Sometime in January, Sugar Baby had an affair with a manx tomcat from a neighboring farm. Then she ballooned up. Then she became restless. Then one morning, Rob walked into the studio and there were four wriggling kittens under a shelf in my studio. Imagine that! Four came out — two tabby and two pinto, a manx and long-tail of each coloring. The tabby long-tail was a fader. So let’s talk about that first.
I had a choice to simply let nature take its course and let the fittest survive and the less fit die but instead I chose to feed that sick little kitten with a dropper for a 24 hour period before she finally died, it caused some major sleep deprivation and worsened the influenza I picked up while at home in Saskatchewan but I don’t regret putting that kitten on an hourly hand-feeding schedule. Here’s why:
- I don’t know if there was something wrong with her physically that caused her to be a runt who fed well at first and then dwindled until she died or if her fade-out was because the other tabby kitten who thrived more quickly than the rest continuously pushed her off her nipple while she was feeding thus inducing her fade. Was she born a runt or was she made a runt by her litter mate? Who the heck knows? But she was certainly our little Wilbur.
- I think my job as a keeper of animals is to always do my best by them. If they get sick, I tend to them. If I need help tending to them, I take them to a vet. Simply put, I make myself a factor in the survival of my critters.

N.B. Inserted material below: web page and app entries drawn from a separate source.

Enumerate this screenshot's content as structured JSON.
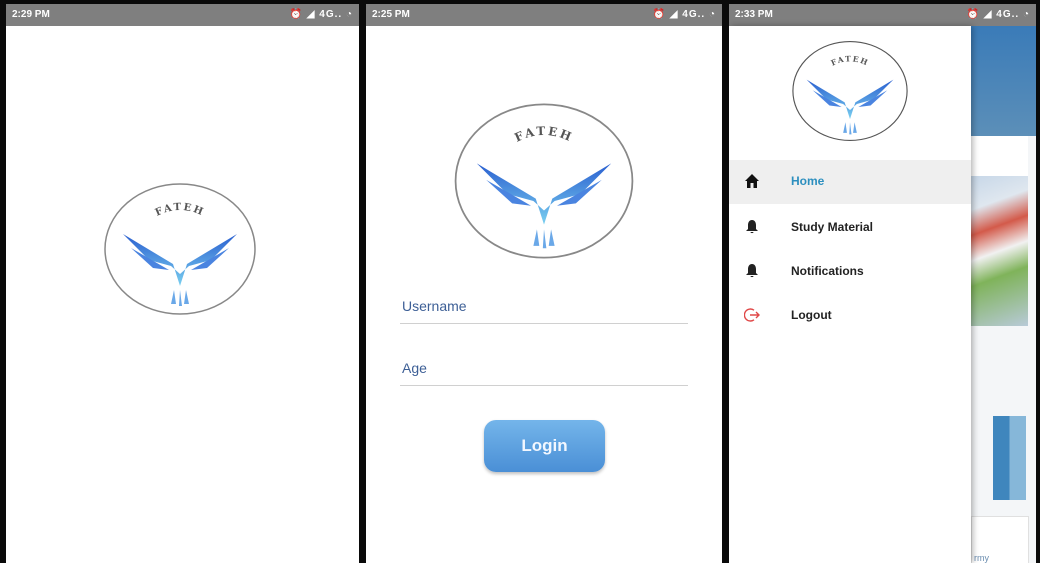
{
  "screens": [
    {
      "status": {
        "time": "2:29 PM",
        "icons": "⏰ ◢ 4G.. ◔"
      }
    },
    {
      "status": {
        "time": "2:25 PM",
        "icons": "⏰ ◢ 4G.. ◔"
      },
      "username_label": "Username",
      "age_label": "Age",
      "login_label": "Login"
    },
    {
      "status": {
        "time": "2:33 PM",
        "icons": "⏰ ◢ 4G.. ◔"
      },
      "menu": [
        {
          "label": "Home",
          "icon": "home-icon",
          "active": true
        },
        {
          "label": "Study Material",
          "icon": "bell-icon",
          "active": false
        },
        {
          "label": "Notifications",
          "icon": "bell-icon",
          "active": false
        },
        {
          "label": "Logout",
          "icon": "logout-icon",
          "active": false
        }
      ],
      "background_tile_text": "rmy"
    }
  ],
  "logo": {
    "text": "FATEH"
  },
  "colors": {
    "accent": "#2c8fbf",
    "field_label": "#3d5f96",
    "button": "#5a9fe0",
    "logout": "#e04848"
  }
}
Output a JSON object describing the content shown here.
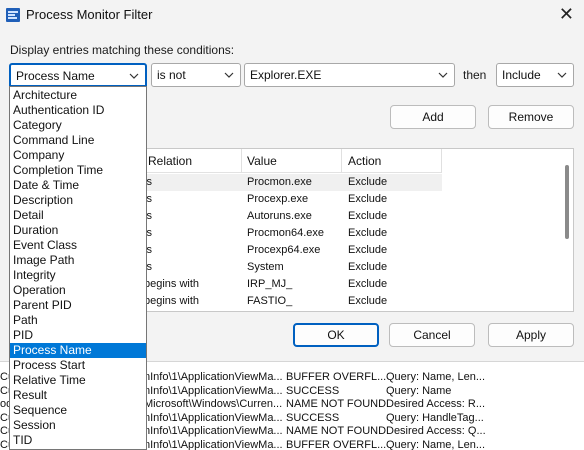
{
  "window": {
    "title": "Process Monitor Filter"
  },
  "prompt": "Display entries matching these conditions:",
  "condition": {
    "column": "Process Name",
    "relation": "is not",
    "value": "Explorer.EXE",
    "then_label": "then",
    "action": "Include"
  },
  "buttons": {
    "add": "Add",
    "remove": "Remove",
    "ok": "OK",
    "cancel": "Cancel",
    "apply": "Apply"
  },
  "rules": {
    "headers": [
      "Relation",
      "Value",
      "Action"
    ],
    "rows": [
      {
        "relation": "is",
        "value": "Procmon.exe",
        "action": "Exclude"
      },
      {
        "relation": "is",
        "value": "Procexp.exe",
        "action": "Exclude"
      },
      {
        "relation": "is",
        "value": "Autoruns.exe",
        "action": "Exclude"
      },
      {
        "relation": "is",
        "value": "Procmon64.exe",
        "action": "Exclude"
      },
      {
        "relation": "is",
        "value": "Procexp64.exe",
        "action": "Exclude"
      },
      {
        "relation": "is",
        "value": "System",
        "action": "Exclude"
      },
      {
        "relation": "begins with",
        "value": "IRP_MJ_",
        "action": "Exclude"
      },
      {
        "relation": "begins with",
        "value": "FASTIO_",
        "action": "Exclude"
      }
    ]
  },
  "dropdown": {
    "items": [
      "Architecture",
      "Authentication ID",
      "Category",
      "Command Line",
      "Company",
      "Completion Time",
      "Date & Time",
      "Description",
      "Detail",
      "Duration",
      "Event Class",
      "Image Path",
      "Integrity",
      "Operation",
      "Parent PID",
      "Path",
      "PID",
      "Process Name",
      "Process Start",
      "Relative Time",
      "Result",
      "Sequence",
      "Session",
      "TID"
    ],
    "selected": "Process Name"
  },
  "background_rows": [
    {
      "c1": "Cu",
      "c2": "nInfo\\1\\ApplicationViewMa...",
      "c3": "BUFFER OVERFL...",
      "c4": "Query: Name, Len..."
    },
    {
      "c1": "Cu",
      "c2": "nInfo\\1\\ApplicationViewMa...",
      "c3": "SUCCESS",
      "c4": "Query: Name"
    },
    {
      "c1": "od",
      "c2": "Microsoft\\Windows\\Curren...",
      "c3": "NAME NOT FOUND",
      "c4": "Desired Access: R..."
    },
    {
      "c1": "Cu",
      "c2": "nInfo\\1\\ApplicationViewMa...",
      "c3": "SUCCESS",
      "c4": "Query: HandleTag..."
    },
    {
      "c1": "Cu",
      "c2": "nInfo\\1\\ApplicationViewMa...",
      "c3": "NAME NOT FOUND",
      "c4": "Desired Access: Q..."
    },
    {
      "c1": "Cu",
      "c2": "nInfo\\1\\ApplicationViewMa...",
      "c3": "BUFFER OVERFL...",
      "c4": "Query: Name, Len..."
    }
  ]
}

- I never want to regret NOT taking action for my animals when they are unwell.
The three kittens that remain are healthy, squawking, roly-poly beasts of love. They’re eyes should open this weekend and then they’ll become trouble. Precious, darling trouble. They’re starting to get mobile and it’s remarkable how strong they are. I watch them scuffle with each other already and sometimes I help them find their way to nurse and the others will kick at my hand and push with surprising force against my fingers.
It’s been fun to watch a mammal transition into motherhood. Sugar Baby operates fully on instinct. She had no midwife. She didn’t read ten books on what to expect while pregnant and get a ton of (unwanted?) advice from all the women in her life (and total strangers at the grocery store). It’s amazing to me that she gave birth to these guys on her own, chewed through their umbilical cords, consumed her own placenta for what would have been a huge energy boost for her post-delivery (most animals consume their afterbirth), behaves in a protective manner and guards over them fiercely, slips away once they have fallen asleep to go for a quick hunt or bathroom break, cleans up after them (the kitten nest is totally clean, no urine, no poops, she cleans their bottoms as they “go” with her sandpaper tongue)…it’s remarkable to watch her instincts in full bloom. As these babes become mobile it will be interesting to see how she changes the way she cares for them and monitors them.
Watching her do this motherhood thing has me wondering if women have these same kinds parental instincts? How many of our parenting habits stem from reading informational books before we give birth, how many stem directly from our instincts? When did we stop wandering off into the forest to give birth by ourselves, like a cow dropping her calf in a string of aspen on a mountain slope? I’m not a mother. I don’t know how these things work. I just hear moms go on and on about how you haven’t loved until you’ve loved the child you give birth to. How much of that love and care is purely instinctual, hormonal, written into female DNA so that there’s hardly any way to undo how we care for our offspring. Plenty of you are mothers (and fathers). Tell me about it? Did you feel any degree of instinctual override when your babies came into the world?
We’ll keep one of these kittens (the pinto manx). The tabby manx is going to friends of ours in Boise. The long-tail pinto was claimed by a neighbor. And that’s that! I tell Robert every day that I want to keep them all, but I know I can’t. Fortunately, we have a tsunami of critters arriving here over the next few weeks. Tomorrow we’ll pick up our ducklings from the post office. Then our chicks will arrive. Then our turkey-babies will arrive. And then, we’ll pick up our bees.
A lifelong dream of mine!
Pinch me. Is all of this real? Every single day Robbie walks into my studio in the afternoon, runs his fingers through his hair and simply states, “I’m just outside living the dream, living the dream.” We had our immediate neighbors over for an official we’re finally moved in dinner on Sunday and one of them asked me if I am happy here and I replied, “I am happier than I’ve been in a very long while.” And while I haven’t been unhappy, I feel like the cat who got the cream on a daily basis. And that is that.
[new peach trees for the fruit orchard]